*** Opening of Information ***

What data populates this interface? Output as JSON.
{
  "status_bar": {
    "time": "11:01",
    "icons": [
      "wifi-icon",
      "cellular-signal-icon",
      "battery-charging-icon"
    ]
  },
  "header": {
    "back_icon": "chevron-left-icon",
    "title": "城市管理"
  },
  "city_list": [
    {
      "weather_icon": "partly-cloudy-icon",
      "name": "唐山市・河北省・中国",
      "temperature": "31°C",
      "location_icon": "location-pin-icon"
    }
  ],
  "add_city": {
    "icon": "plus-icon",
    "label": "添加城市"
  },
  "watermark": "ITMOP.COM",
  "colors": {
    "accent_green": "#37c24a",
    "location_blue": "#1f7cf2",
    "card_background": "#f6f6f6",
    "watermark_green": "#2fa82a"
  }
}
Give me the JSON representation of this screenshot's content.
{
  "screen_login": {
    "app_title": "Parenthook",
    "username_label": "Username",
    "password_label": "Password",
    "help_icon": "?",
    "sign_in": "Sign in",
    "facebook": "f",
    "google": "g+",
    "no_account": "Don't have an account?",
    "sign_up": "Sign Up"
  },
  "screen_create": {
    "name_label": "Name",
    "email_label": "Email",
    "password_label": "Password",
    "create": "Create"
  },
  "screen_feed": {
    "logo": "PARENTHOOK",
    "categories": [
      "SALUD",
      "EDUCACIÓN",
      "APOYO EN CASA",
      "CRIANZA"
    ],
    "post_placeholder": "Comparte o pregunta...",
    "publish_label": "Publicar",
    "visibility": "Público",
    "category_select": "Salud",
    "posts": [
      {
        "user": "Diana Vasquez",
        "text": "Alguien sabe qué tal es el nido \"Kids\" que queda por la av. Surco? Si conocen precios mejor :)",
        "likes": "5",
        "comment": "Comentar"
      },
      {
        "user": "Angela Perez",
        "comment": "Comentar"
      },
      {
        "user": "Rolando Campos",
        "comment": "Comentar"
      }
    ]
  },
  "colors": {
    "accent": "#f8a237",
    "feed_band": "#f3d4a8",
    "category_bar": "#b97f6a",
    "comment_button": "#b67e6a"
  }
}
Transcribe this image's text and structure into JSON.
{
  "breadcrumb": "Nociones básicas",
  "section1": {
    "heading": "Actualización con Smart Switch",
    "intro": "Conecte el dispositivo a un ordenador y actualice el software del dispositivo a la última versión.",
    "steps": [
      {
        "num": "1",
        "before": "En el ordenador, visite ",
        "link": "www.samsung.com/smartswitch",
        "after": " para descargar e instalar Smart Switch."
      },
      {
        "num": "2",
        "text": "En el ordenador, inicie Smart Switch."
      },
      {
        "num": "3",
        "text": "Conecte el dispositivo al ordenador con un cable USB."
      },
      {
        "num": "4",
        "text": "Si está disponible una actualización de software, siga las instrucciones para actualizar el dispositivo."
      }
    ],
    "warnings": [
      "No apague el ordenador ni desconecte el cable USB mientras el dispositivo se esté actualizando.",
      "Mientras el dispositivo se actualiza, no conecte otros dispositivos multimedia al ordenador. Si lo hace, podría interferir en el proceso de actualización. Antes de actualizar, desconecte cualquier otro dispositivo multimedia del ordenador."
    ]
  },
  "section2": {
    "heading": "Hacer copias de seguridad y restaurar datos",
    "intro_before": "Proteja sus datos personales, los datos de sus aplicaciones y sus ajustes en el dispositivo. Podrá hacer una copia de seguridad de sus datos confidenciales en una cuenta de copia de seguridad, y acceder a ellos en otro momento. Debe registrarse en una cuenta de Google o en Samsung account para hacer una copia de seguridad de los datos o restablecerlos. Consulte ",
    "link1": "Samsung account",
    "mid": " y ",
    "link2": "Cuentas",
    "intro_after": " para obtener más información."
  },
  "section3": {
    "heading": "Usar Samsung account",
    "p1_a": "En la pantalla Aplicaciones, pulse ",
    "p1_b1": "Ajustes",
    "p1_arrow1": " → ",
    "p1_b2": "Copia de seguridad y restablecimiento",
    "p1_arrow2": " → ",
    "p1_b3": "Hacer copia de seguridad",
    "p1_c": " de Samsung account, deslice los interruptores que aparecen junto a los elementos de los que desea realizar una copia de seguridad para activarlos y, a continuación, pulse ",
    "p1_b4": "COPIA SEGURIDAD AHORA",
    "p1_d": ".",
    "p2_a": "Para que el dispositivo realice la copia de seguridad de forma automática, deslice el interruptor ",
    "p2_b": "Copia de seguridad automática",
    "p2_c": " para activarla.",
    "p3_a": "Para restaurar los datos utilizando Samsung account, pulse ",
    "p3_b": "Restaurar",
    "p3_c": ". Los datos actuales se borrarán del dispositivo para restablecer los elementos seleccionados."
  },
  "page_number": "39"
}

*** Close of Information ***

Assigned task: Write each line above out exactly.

Answer for this exercise:
What data populates this interface? Output as JSON.
{
  "status_bar": {
    "time": "11:01",
    "icons": [
      "wifi-icon",
      "cellular-signal-icon",
      "battery-charging-icon"
    ]
  },
  "header": {
    "back_icon": "chevron-left-icon",
    "title": "城市管理"
  },
  "city_list": [
    {
      "weather_icon": "partly-cloudy-icon",
      "name": "唐山市・河北省・中国",
      "temperature": "31°C",
      "location_icon": "location-pin-icon"
    }
  ],
  "add_city": {
    "icon": "plus-icon",
    "label": "添加城市"
  },
  "watermark": "ITMOP.COM",
  "colors": {
    "accent_green": "#37c24a",
    "location_blue": "#1f7cf2",
    "card_background": "#f6f6f6",
    "watermark_green": "#2fa82a"
  }
}
Give me the JSON representation of this screenshot's content.
{
  "screen_login": {
    "app_title": "Parenthook",
    "username_label": "Username",
    "password_label": "Password",
    "help_icon": "?",
    "sign_in": "Sign in",
    "facebook": "f",
    "google": "g+",
    "no_account": "Don't have an account?",
    "sign_up": "Sign Up"
  },
  "screen_create": {
    "name_label": "Name",
    "email_label": "Email",
    "password_label": "Password",
    "create": "Create"
  },
  "screen_feed": {
    "logo": "PARENTHOOK",
    "categories": [
      "SALUD",
      "EDUCACIÓN",
      "APOYO EN CASA",
      "CRIANZA"
    ],
    "post_placeholder": "Comparte o pregunta...",
    "publish_label": "Publicar",
    "visibility": "Público",
    "category_select": "Salud",
    "posts": [
      {
        "user": "Diana Vasquez",
        "text": "Alguien sabe qué tal es el nido \"Kids\" que queda por la av. Surco? Si conocen precios mejor :)",
        "likes": "5",
        "comment": "Comentar"
      },
      {
        "user": "Angela Perez",
        "comment": "Comentar"
      },
      {
        "user": "Rolando Campos",
        "comment": "Comentar"
      }
    ]
  },
  "colors": {
    "accent": "#f8a237",
    "feed_band": "#f3d4a8",
    "category_bar": "#b97f6a",
    "comment_button": "#b67e6a"
  }
}
Transcribe this image's text and structure into JSON.
{
  "breadcrumb": "Nociones básicas",
  "section1": {
    "heading": "Actualización con Smart Switch",
    "intro": "Conecte el dispositivo a un ordenador y actualice el software del dispositivo a la última versión.",
    "steps": [
      {
        "num": "1",
        "before": "En el ordenador, visite ",
        "link": "www.samsung.com/smartswitch",
        "after": " para descargar e instalar Smart Switch."
      },
      {
        "num": "2",
        "text": "En el ordenador, inicie Smart Switch."
      },
      {
        "num": "3",
        "text": "Conecte el dispositivo al ordenador con un cable USB."
      },
      {
        "num": "4",
        "text": "Si está disponible una actualización de software, siga las instrucciones para actualizar el dispositivo."
      }
    ],
    "warnings": [
      "No apague el ordenador ni desconecte el cable USB mientras el dispositivo se esté actualizando.",
      "Mientras el dispositivo se actualiza, no conecte otros dispositivos multimedia al ordenador. Si lo hace, podría interferir en el proceso de actualización. Antes de actualizar, desconecte cualquier otro dispositivo multimedia del ordenador."
    ]
  },
  "section2": {
    "heading": "Hacer copias de seguridad y restaurar datos",
    "intro_before": "Proteja sus datos personales, los datos de sus aplicaciones y sus ajustes en el dispositivo. Podrá hacer una copia de seguridad de sus datos confidenciales en una cuenta de copia de seguridad, y acceder a ellos en otro momento. Debe registrarse en una cuenta de Google o en Samsung account para hacer una copia de seguridad de los datos o restablecerlos. Consulte ",
    "link1": "Samsung account",
    "mid": " y ",
    "link2": "Cuentas",
    "intro_after": " para obtener más información."
  },
  "section3": {
    "heading": "Usar Samsung account",
    "p1_a": "En la pantalla Aplicaciones, pulse ",
    "p1_b1": "Ajustes",
    "p1_arrow1": " → ",
    "p1_b2": "Copia de seguridad y restablecimiento",
    "p1_arrow2": " → ",
    "p1_b3": "Hacer copia de seguridad",
    "p1_c": " de Samsung account, deslice los interruptores que aparecen junto a los elementos de los que desea realizar una copia de seguridad para activarlos y, a continuación, pulse ",
    "p1_b4": "COPIA SEGURIDAD AHORA",
    "p1_d": ".",
    "p2_a": "Para que el dispositivo realice la copia de seguridad de forma automática, deslice el interruptor ",
    "p2_b": "Copia de seguridad automática",
    "p2_c": " para activarla.",
    "p3_a": "Para restaurar los datos utilizando Samsung account, pulse ",
    "p3_b": "Restaurar",
    "p3_c": ". Los datos actuales se borrarán del dispositivo para restablecer los elementos seleccionados."
  },
  "page_number": "39"
}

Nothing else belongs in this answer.